#### The task:
From the entries that follow, copy each line containing the word "hình".

(Data items)
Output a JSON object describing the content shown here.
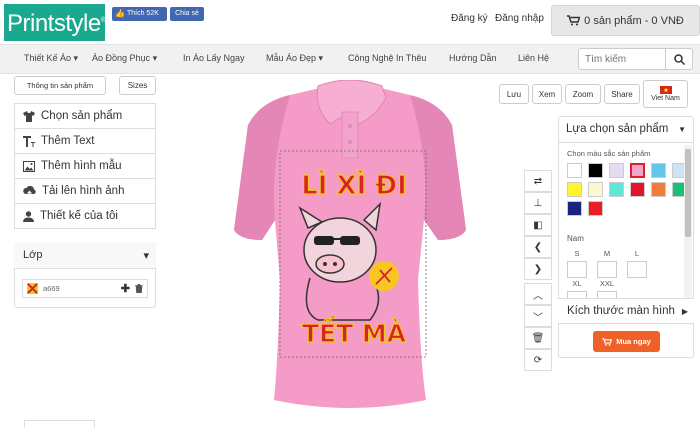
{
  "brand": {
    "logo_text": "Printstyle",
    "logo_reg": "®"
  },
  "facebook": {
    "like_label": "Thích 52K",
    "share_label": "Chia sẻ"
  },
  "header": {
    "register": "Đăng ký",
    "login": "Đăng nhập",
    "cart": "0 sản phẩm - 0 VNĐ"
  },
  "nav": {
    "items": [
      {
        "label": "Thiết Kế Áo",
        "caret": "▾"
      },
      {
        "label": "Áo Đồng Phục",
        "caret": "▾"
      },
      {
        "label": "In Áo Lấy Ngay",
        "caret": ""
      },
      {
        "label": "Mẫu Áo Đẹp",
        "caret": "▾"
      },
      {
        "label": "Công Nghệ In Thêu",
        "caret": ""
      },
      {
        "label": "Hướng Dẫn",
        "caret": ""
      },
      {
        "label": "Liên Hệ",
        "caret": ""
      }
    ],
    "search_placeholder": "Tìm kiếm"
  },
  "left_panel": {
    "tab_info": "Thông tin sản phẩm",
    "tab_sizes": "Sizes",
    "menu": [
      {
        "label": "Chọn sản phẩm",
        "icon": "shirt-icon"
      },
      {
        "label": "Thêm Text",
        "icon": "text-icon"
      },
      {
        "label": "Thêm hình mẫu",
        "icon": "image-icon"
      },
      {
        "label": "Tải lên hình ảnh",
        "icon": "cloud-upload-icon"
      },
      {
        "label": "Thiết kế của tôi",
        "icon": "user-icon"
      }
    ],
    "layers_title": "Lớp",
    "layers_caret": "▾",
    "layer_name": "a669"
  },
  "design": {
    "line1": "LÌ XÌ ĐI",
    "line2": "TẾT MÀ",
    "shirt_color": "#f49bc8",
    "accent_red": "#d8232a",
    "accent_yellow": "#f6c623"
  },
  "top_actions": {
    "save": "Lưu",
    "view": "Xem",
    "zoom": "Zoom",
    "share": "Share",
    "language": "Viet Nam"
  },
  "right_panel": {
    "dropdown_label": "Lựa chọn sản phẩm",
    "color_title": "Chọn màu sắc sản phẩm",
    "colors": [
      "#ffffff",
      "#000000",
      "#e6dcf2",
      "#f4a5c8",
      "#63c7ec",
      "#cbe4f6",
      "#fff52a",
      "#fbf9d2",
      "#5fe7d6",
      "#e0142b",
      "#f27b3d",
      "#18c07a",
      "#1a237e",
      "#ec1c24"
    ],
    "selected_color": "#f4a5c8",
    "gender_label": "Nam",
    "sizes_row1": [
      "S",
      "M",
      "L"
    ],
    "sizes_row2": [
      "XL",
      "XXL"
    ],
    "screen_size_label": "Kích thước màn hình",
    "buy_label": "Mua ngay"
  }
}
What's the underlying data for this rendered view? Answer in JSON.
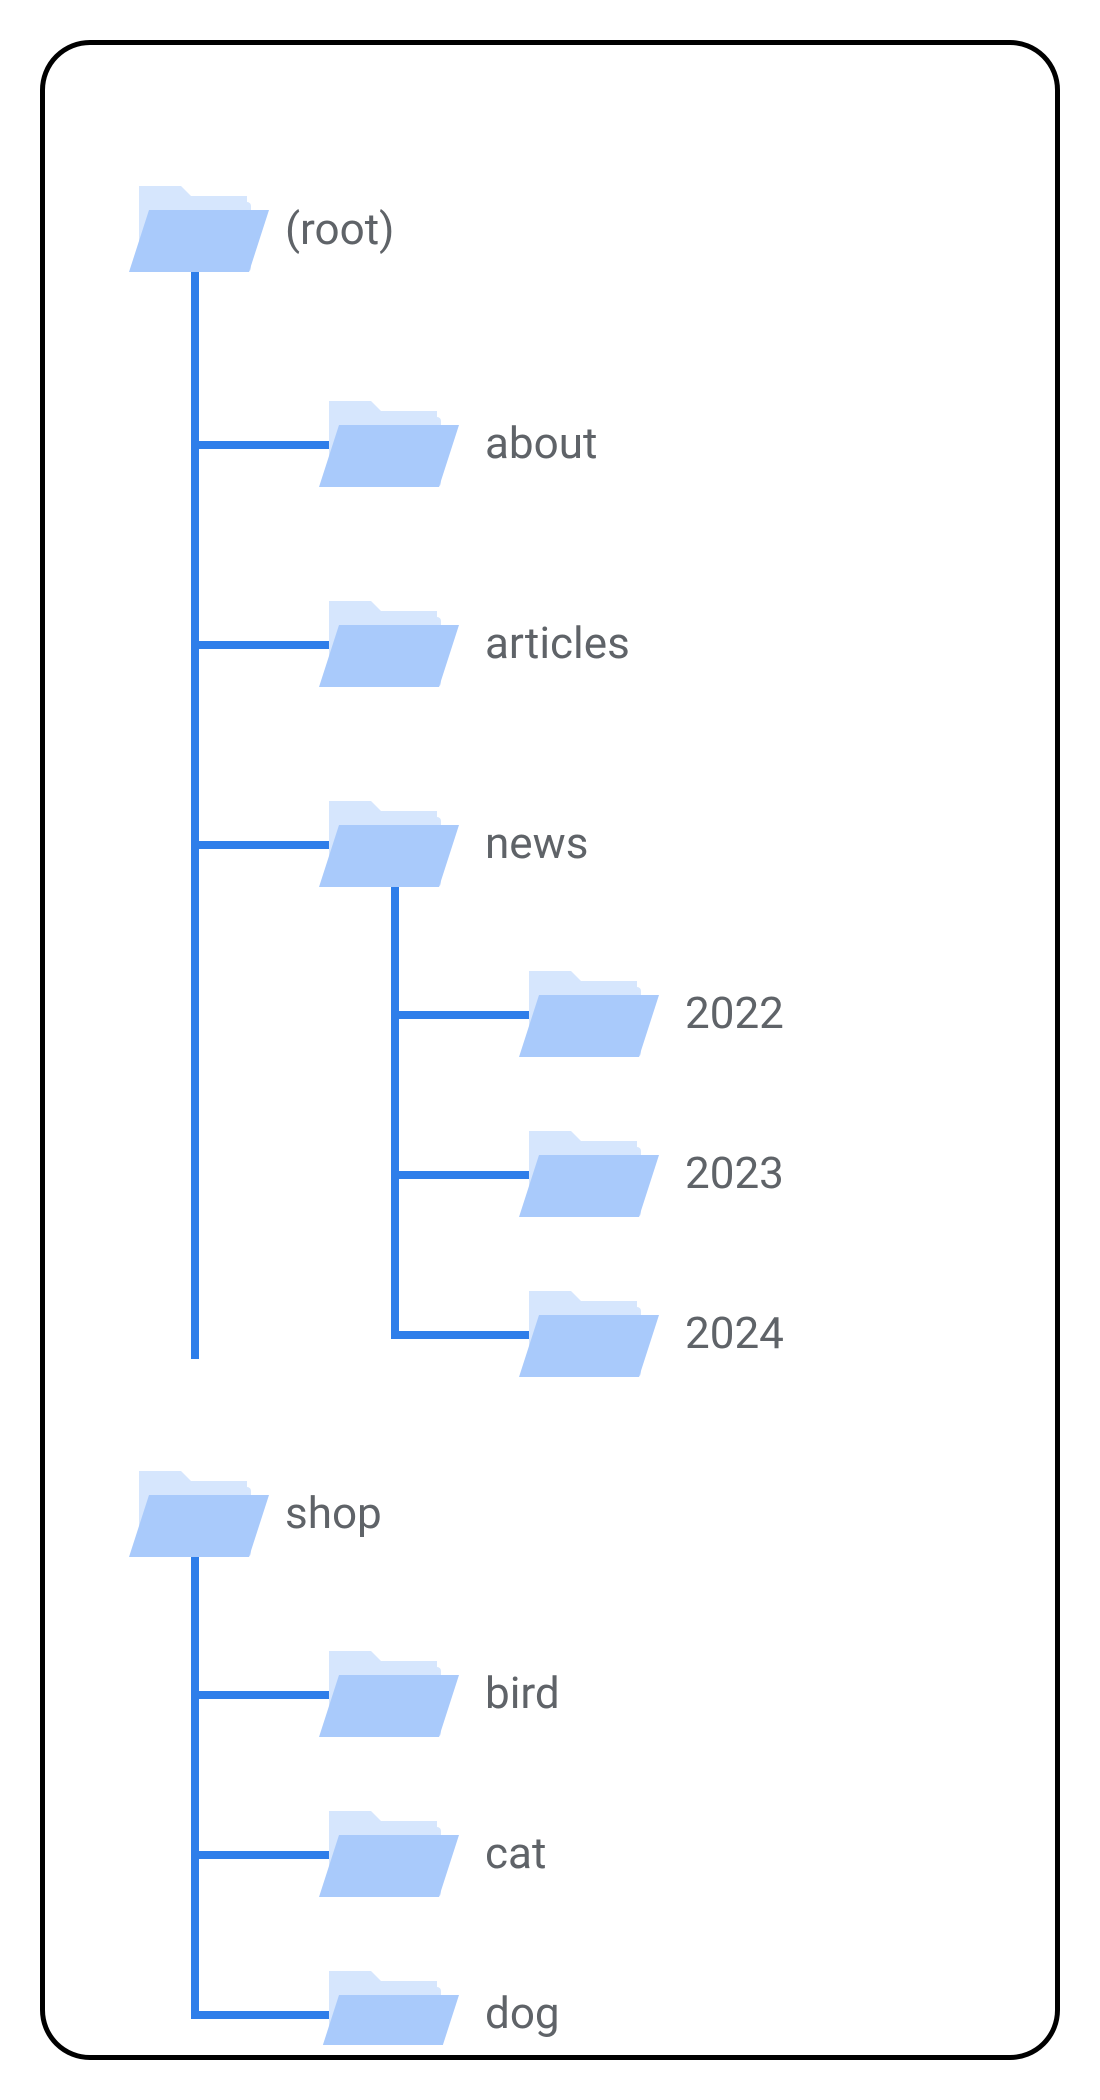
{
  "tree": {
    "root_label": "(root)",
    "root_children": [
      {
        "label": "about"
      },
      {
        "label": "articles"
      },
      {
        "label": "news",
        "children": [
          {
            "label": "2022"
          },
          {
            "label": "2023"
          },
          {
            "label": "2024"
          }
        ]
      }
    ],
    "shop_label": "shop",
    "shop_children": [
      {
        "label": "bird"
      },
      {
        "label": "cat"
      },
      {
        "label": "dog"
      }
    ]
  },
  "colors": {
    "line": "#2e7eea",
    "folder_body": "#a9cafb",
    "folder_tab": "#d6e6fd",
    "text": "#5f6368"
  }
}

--

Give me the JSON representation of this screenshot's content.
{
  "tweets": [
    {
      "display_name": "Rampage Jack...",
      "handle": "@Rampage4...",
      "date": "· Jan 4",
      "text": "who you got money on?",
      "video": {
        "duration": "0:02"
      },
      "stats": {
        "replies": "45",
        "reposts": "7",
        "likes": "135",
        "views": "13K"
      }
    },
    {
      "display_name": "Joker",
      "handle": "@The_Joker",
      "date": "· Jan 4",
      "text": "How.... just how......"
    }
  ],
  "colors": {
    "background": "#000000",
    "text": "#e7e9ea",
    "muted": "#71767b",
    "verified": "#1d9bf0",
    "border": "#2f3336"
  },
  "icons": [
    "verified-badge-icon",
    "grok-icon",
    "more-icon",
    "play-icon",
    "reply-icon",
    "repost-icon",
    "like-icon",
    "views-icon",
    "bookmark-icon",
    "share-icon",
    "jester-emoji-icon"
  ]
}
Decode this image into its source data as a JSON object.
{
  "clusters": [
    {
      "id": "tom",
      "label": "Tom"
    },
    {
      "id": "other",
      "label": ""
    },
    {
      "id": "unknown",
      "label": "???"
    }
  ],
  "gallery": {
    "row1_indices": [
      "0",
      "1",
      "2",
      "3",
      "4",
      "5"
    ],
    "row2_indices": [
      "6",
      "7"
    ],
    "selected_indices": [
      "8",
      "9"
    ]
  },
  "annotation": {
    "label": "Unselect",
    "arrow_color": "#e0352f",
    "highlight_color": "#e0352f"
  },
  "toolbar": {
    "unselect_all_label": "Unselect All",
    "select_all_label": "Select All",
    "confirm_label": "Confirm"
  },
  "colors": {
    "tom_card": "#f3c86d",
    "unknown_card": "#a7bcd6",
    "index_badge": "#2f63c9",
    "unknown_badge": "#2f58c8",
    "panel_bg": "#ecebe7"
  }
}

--

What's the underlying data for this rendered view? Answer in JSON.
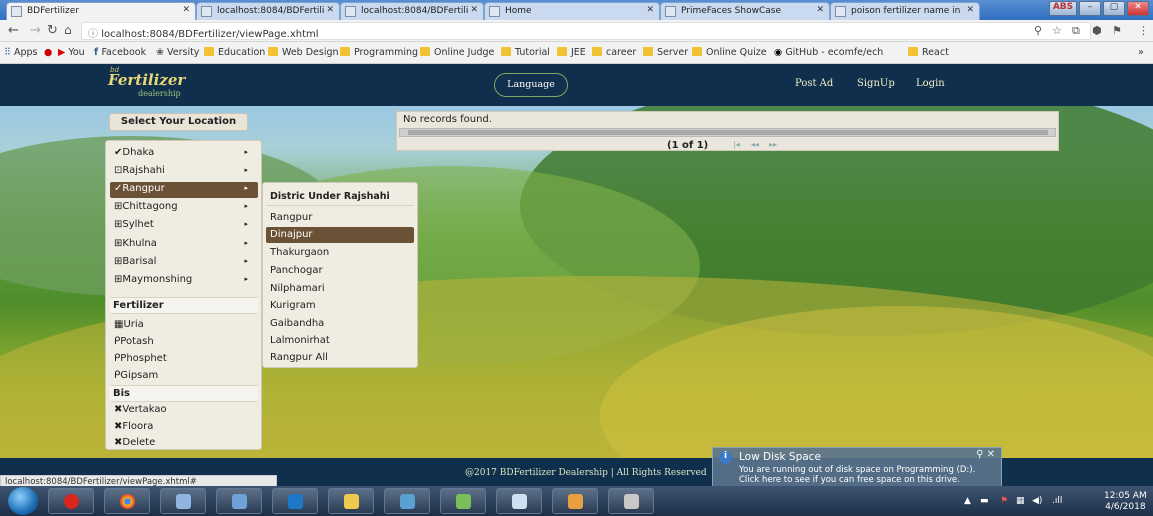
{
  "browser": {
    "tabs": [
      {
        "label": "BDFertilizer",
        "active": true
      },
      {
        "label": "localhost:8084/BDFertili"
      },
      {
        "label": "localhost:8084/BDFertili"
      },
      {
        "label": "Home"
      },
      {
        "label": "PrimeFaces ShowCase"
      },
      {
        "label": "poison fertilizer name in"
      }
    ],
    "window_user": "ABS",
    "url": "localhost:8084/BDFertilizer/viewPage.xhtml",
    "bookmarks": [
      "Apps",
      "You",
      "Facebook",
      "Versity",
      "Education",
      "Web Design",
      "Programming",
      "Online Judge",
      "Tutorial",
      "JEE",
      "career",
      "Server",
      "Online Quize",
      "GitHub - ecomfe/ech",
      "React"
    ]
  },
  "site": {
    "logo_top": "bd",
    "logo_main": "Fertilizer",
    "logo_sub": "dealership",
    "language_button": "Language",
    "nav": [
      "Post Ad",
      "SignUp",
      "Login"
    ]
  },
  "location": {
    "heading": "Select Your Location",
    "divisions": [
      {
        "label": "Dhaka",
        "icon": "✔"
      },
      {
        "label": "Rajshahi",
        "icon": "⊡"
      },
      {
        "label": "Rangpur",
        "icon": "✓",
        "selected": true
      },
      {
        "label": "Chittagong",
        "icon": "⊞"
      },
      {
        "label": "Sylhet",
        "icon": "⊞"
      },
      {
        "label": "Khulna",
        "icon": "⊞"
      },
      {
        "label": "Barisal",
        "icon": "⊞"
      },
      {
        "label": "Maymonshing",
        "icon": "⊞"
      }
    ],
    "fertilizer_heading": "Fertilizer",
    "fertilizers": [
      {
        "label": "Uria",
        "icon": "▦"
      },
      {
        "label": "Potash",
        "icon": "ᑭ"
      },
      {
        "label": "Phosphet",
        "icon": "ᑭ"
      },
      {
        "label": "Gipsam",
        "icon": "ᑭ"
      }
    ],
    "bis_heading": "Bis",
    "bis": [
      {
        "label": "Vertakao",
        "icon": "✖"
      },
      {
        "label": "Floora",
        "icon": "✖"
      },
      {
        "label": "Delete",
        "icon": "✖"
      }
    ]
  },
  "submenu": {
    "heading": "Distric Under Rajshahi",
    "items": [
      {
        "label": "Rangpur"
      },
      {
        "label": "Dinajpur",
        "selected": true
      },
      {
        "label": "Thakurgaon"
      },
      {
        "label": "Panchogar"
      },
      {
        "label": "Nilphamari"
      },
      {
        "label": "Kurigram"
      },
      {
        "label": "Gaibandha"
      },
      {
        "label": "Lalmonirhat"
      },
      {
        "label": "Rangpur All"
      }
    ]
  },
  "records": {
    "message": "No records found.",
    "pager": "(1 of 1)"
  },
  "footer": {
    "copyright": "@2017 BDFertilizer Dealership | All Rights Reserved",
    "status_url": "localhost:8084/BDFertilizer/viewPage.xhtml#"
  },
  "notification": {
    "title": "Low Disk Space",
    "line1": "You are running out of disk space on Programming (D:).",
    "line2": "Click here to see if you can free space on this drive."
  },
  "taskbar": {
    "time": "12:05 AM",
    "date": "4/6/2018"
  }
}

#### Exercise output:
        "label": "Thêm hình mẫu",
        "label": "Tải lên hình ảnh",
    "screen_size_label": "Kích thước màn hình",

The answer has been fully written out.